Abstract 4131: Substitution of a Commercial Trans Fatty Acid Free Cooking Oil for a Conventional Partially Hydrogenated Fat Favorably Alters Serum Lipoprotein Profile in Moderately Hyperlipidemic Subjects

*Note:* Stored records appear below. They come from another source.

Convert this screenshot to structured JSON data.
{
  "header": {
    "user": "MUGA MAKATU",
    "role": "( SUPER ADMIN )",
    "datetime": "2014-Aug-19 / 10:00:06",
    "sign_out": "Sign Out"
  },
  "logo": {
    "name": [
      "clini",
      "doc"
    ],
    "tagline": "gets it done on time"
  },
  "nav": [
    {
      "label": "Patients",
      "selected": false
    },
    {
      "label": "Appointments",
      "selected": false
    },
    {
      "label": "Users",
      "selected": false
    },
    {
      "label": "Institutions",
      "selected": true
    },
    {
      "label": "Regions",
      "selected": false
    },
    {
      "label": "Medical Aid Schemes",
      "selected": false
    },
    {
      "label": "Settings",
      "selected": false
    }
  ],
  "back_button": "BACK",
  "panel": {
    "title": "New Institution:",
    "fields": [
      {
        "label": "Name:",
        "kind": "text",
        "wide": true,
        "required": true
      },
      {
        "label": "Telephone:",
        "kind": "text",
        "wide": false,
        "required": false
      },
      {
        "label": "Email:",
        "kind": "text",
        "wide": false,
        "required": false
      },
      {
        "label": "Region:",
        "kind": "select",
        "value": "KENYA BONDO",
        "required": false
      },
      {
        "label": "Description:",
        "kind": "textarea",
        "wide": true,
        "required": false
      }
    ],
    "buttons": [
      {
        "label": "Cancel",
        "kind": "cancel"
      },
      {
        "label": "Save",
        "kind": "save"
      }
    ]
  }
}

In light of the unfavorable effects of partially hydrogenated fats on cardiovascular disease (CVD) risk factors there are efforts to use alternate cooking fats by industry. The efficacy of one approach was assessed by feeding postmenopausal women (n=19; ≥50 y; LDL-C ≥120 mg/dL) diets enriched in either a standard fat used for savory snack preparation or an alternate fat currently used commercially in a double-blind randomized-crossover study. Subjects were not taking drugs known to alter lipid metabolism. All food and drink were provided for two 35-d phases and contained 26% energy (E) fat, 17% E protein, 57% E carbohydrate, 84 mg cholesterol/1000 kcal, 11 g fiber/1000 kcal. Two-thirds of the fat was contributed by partially hydrogenated soybean oil (18%, 35%, 26%, 20%) or corn oil (14%, 28%, 57%, <1%; saturated, monounsaturated, polyunsaturated, trans fatty acids, respectively). Fasting serum lipids were measured on three days during the last week of each phase and non-fasting lipids 4 hours after a food challenge. At the end of the intervention periods, total cholesterol (TC) concentrations were 232±24 mg/dL and 214±23 mg/dL and LDL-C concentrations were154±21 mg/dL and 136±17 mg/dL, for the partially hydrogenated soybean oil and corn oil phases, respectively. TC and LDL-C concentrations and TC/HDL-C ratio were 8%, 12% and 10% lower after the corn oil than partially hydrogenated soybean oil phase, respectively (P<0.0001). In the postprandial state, TC, LDL-C and TC/HDL-C ratio were 5%, 11% and 7% lower after the corn oil phase than the partially hydrogenated soybean oil phase, respectively (P<0.05). Serum triglycerides, VLDL-C and HDL-C concentrations were not significantly different between the two diets. These results suggest that the trend of displacing trans fatty acid-containing partially hydrogenated fats with trans fatty acid free fats should be encouraged.
(Support: NIH grant HL 54727).